Gluten-Free Diet Awareness Month: What is Gluten?
November 21, 2017
When your elderly loved one receives a recommendation from their doctor that they follow a gluten-free diet, you may not be sure what that actually entails. Elderly adults can develop conditions like celiac disease, Crohn’s disease and other digestive health conditions where it is necessary for them to modify their diet. Following a gluten-free diet is easier than ever, but there are definitely challenges that they will face and they really need your support to be successful.
What is Gluten?
Gluten is a specific protein that is found in certain grains like wheat, barley and rye. It is found in foods like bread, pasta, pastries, cakes, crackers, cereal, breading and coating mixes and beer. It can even be found in certain processed foods because of how it helps food maintain its shape and it is also a good filler ingredient. That’s why many people are surprised to find gluten in things like soup, sauce, salad dressing, gravy, candy bars, processed meat, meat substitutes, pre-seasoned meat and soy sauce.
Even non-food items can bring gluten in contact with the digestive system, such as lipstick or lip balm, nutrition supplements, vitamins, medication and communion wafers. Cross-contamination can also be a problem for elderly people with extreme sensitivities. Examples of cross-contact include shared containers, cutting boards, toasters, and bulk bins at the grocery store. It’s overwhelming for elderly adults to look at the list of foods that do or may contain gluten.
How to Follow a Gluten-Free Diet
When most seniors start a gluten-free diet, they usually gravitate toward substitute foods to replace the ones they can no longer have. Examples include gluten-free bread, pizza crust, pasta and cereal. These options are often more pricey than their wheat-based counterparts and many people are disappointed at the taste and texture. Others are fine with the substitutions and don’t feel as if they are missing out on their favorite dishes.
As daunting as the list of do-not-eat foods is, there are thousands of other foods that are perfectly safe and delicious for those that want to start a gluten-free diet. The main things that family caregivers and their elderly relatives need to do are to create a list of meals and food that is safe to eat. The possibilities are endless. Of course, the information needs to be spread to other family members, senior care assistants and other food services the senior might encounter. The best way for seniors and family caregivers to embrace a gluten-free diet is to go beyond substituting foods and change the way they approach meals and snacks.
While most of the digestive issues associated with a gluten-free diet can’t be cured, the symptoms can be significantly reduced or even eliminated when it is followed. Family caregivers are a big part of how well an elderly relative can follow the diet, especially those who are not as independent as they once were.
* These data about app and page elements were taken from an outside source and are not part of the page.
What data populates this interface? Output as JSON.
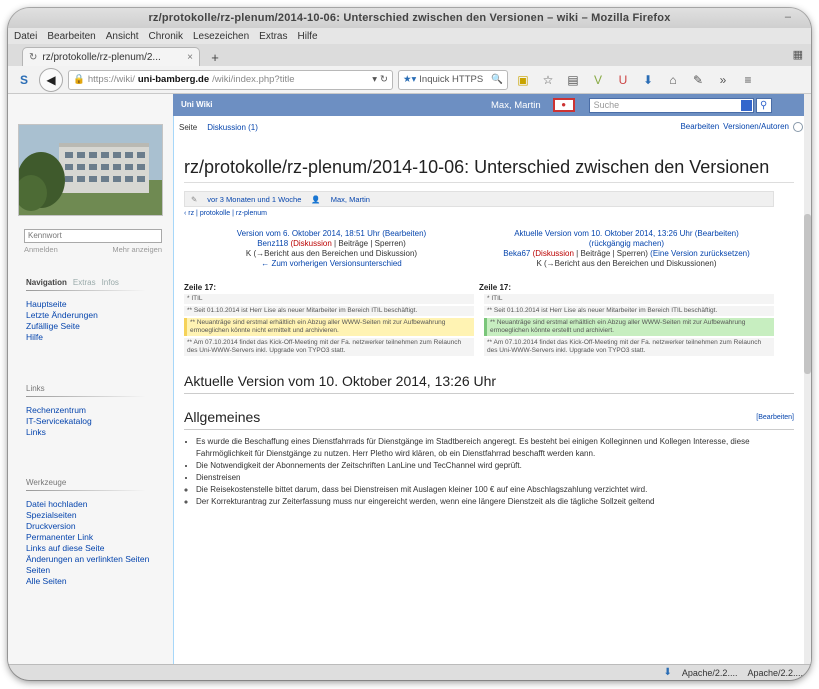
{
  "window": {
    "title": "rz/protokolle/rz-plenum/2014-10-06: Unterschied zwischen den Versionen – wiki – Mozilla Firefox"
  },
  "menubar": [
    "Datei",
    "Bearbeiten",
    "Ansicht",
    "Chronik",
    "Lesezeichen",
    "Extras",
    "Hilfe"
  ],
  "tab": {
    "label": "rz/protokolle/rz-plenum/2..."
  },
  "navbar": {
    "url_prefix": "https://wiki/",
    "url_host": "uni-bamberg.de",
    "url_path": "/wiki/index.php?title",
    "search_placeholder": "Inquick HTTPS"
  },
  "wikitop": {
    "brand": "Uni Wiki",
    "user": "Max, Martin",
    "search_placeholder": "Suche"
  },
  "sidebar": {
    "input_placeholder": "Kennwort",
    "input_links": [
      "Anmelden",
      "Mehr anzeigen"
    ],
    "nav_head": [
      "Navigation",
      "Extras",
      "Infos"
    ],
    "nav_items": [
      "Hauptseite",
      "Letzte Änderungen",
      "Zufällige Seite",
      "Hilfe"
    ],
    "links_head": "Links",
    "links_items": [
      "Rechenzentrum",
      "IT-Servicekatalog",
      "Links"
    ],
    "tools_head": "Werkzeuge",
    "tools_items": [
      "Datei hochladen",
      "Spezialseiten",
      "Druckversion",
      "Permanenter Link",
      "Links auf diese Seite",
      "Änderungen an verlinkten Seiten",
      "Seiten",
      "Alle Seiten"
    ]
  },
  "page_tabs": {
    "left": [
      "Seite",
      "Diskussion (1)"
    ],
    "right": [
      "Bearbeiten",
      "Versionen/Autoren"
    ]
  },
  "page": {
    "heading": "rz/protokolle/rz-plenum/2014-10-06: Unterschied zwischen den Versionen",
    "notice_time": "vor 3 Monaten und 1 Woche",
    "notice_user": "Max, Martin",
    "crumb": "‹ rz | protokolle | rz-plenum",
    "old_version": {
      "line1": "Version vom 6. Oktober 2014, 18:51 Uhr (Bearbeiten)",
      "line2a": "Benz118",
      "line2b": "(Diskussion",
      "line2c": "| Beiträge | Sperren)",
      "line3": "K (→Bericht aus den Bereichen und Diskussion)",
      "line4": "← Zum vorherigen Versionsunterschied"
    },
    "new_version": {
      "line1": "Aktuelle Version vom 10. Oktober 2014, 13:26 Uhr (Bearbeiten)",
      "line1b": "(rückgängig machen)",
      "line2a": "Beka67",
      "line2b": "(Diskussion",
      "line2c": "| Beiträge | Sperren)",
      "line2d": "(Eine Version zurücksetzen)",
      "line3": "K (→Bericht aus den Bereichen und Diskussionen)"
    },
    "zeile_left": "Zeile 17:",
    "zeile_right": "Zeile 17:",
    "diff_left": [
      "* ITIL",
      "** Seit 01.10.2014 ist Herr Lise als neuer Mitarbeiter im Bereich ITIL beschäftigt.",
      "** Neuanträge sind erstmal erhältlich ein Abzug aller WWW-Seiten mit zur Aufbewahrung ermoeglichen könnte nicht ermittelt und archivieren.",
      "** Am 07.10.2014 findet das Kick-Off-Meeting mit der Fa. netzwerker teilnehmen zum Relaunch des Uni-WWW-Servers inkl. Upgrade von TYPO3 statt."
    ],
    "diff_right": [
      "* ITIL",
      "** Seit 01.10.2014 ist Herr Lise als neuer Mitarbeiter im Bereich ITIL beschäftigt.",
      "** Neuanträge sind erstmal erhältlich ein Abzug aller WWW-Seiten mit zur Aufbewahrung ermoeglichen könnte erstellt und archiviert.",
      "** Am 07.10.2014 findet das Kick-Off-Meeting mit der Fa. netzwerker teilnehmen zum Relaunch des Uni-WWW-Servers inkl. Upgrade von TYPO3 statt."
    ],
    "current_heading": "Aktuelle Version vom 10. Oktober 2014, 13:26 Uhr",
    "section_heading": "Allgemeines",
    "section_edit": "[Bearbeiten]",
    "bullets": [
      "Es wurde die Beschaffung eines Dienstfahrrads für Dienstgänge im Stadtbereich angeregt. Es besteht bei einigen Kolleginnen und Kollegen Interesse, diese Fahrmöglichkeit für Dienstgänge zu nutzen. Herr Pletho wird klären, ob ein Dienstfahrrad beschafft werden kann.",
      "Die Notwendigkeit der Abonnements der Zeitschriften LanLine und TecChannel wird geprüft.",
      "Dienstreisen"
    ],
    "sub_bullets": [
      "Die Reisekostenstelle bittet darum, dass bei Dienstreisen mit Auslagen kleiner 100 € auf eine Abschlagszahlung verzichtet wird.",
      "Der Korrekturantrag zur Zeiterfassung muss nur eingereicht werden, wenn eine längere Dienstzeit als die tägliche Sollzeit geltend"
    ]
  },
  "statusbar": {
    "items": [
      "Apache/2.2....",
      "Apache/2.2...."
    ]
  }
}
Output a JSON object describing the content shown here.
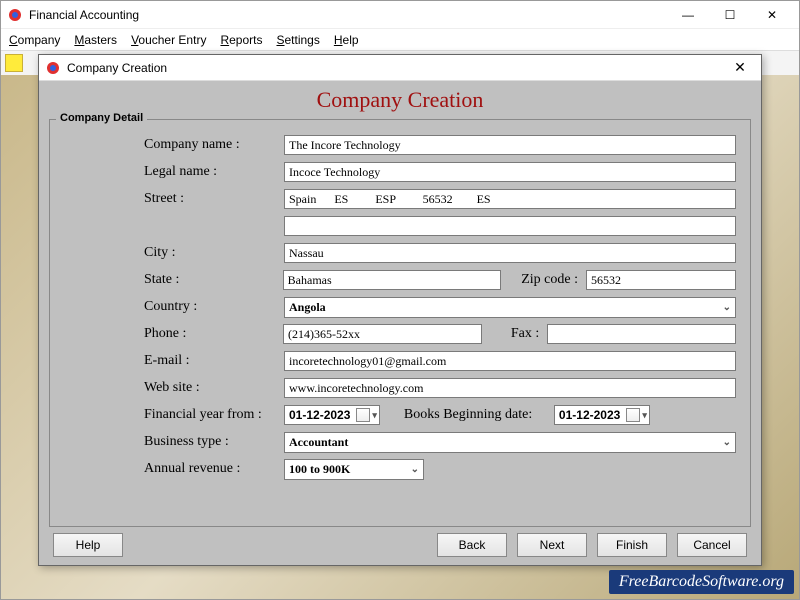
{
  "window": {
    "title": "Financial Accounting"
  },
  "menu": {
    "company": "Company",
    "masters": "Masters",
    "voucher": "Voucher Entry",
    "reports": "Reports",
    "settings": "Settings",
    "help": "Help"
  },
  "dialog": {
    "title": "Company Creation",
    "heading": "Company Creation",
    "group_title": "Company Detail"
  },
  "labels": {
    "company_name": "Company name :",
    "legal_name": "Legal name :",
    "street": "Street :",
    "city": "City :",
    "state": "State :",
    "zip": "Zip code :",
    "country": "Country :",
    "phone": "Phone :",
    "fax": "Fax :",
    "email": "E-mail :",
    "website": "Web site :",
    "fin_year": "Financial year from :",
    "books_begin": "Books Beginning date:",
    "business_type": "Business type :",
    "annual_revenue": "Annual revenue :"
  },
  "values": {
    "company_name": "The Incore Technology",
    "legal_name": "Incoce Technology",
    "street": "Spain      ES         ESP         56532        ES",
    "street2": "",
    "city": "Nassau",
    "state": "Bahamas",
    "zip": "56532",
    "country": "Angola",
    "phone": "(214)365-52xx",
    "fax": "",
    "email": "incoretechnology01@gmail.com",
    "website": "www.incoretechnology.com",
    "fin_year": "01-12-2023",
    "books_begin": "01-12-2023",
    "business_type": "Accountant",
    "annual_revenue": "100 to 900K"
  },
  "buttons": {
    "help": "Help",
    "back": "Back",
    "next": "Next",
    "finish": "Finish",
    "cancel": "Cancel"
  },
  "watermark": "FreeBarcodeSoftware.org"
}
If you are considering hiring home care services in Upper St. Clair, PA, please contact the friendly staff at Liken Home Care.
Call (412) 693-6820 or (855) 856-0551